Description of the task
In the records that come next, find every line with "title". Return those lines.

Entries shown
==========

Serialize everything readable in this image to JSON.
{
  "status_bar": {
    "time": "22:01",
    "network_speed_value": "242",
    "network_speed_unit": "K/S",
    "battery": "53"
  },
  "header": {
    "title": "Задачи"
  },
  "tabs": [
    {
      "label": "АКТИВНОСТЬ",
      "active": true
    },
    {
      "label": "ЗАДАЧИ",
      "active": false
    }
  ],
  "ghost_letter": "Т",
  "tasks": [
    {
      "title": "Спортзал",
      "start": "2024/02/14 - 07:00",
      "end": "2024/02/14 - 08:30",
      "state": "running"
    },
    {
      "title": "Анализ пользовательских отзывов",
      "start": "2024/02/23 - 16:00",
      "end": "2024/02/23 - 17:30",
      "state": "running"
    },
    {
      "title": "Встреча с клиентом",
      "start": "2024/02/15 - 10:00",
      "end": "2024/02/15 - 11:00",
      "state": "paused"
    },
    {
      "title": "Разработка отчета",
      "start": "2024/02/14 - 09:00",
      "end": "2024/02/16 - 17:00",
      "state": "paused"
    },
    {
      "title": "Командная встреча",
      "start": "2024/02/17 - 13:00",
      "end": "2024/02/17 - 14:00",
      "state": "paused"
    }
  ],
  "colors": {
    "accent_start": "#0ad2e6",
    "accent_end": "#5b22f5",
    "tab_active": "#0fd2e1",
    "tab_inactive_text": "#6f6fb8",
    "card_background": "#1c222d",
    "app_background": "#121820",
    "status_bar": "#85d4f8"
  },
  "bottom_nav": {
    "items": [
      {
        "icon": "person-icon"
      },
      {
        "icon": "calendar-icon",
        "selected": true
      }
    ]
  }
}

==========

Your solution
    "title": "Задачи"
      "title": "Спортзал",
      "title": "Анализ пользовательских отзывов",
      "title": "Встреча с клиентом",
      "title": "Разработка отчета",
      "title": "Командная встреча",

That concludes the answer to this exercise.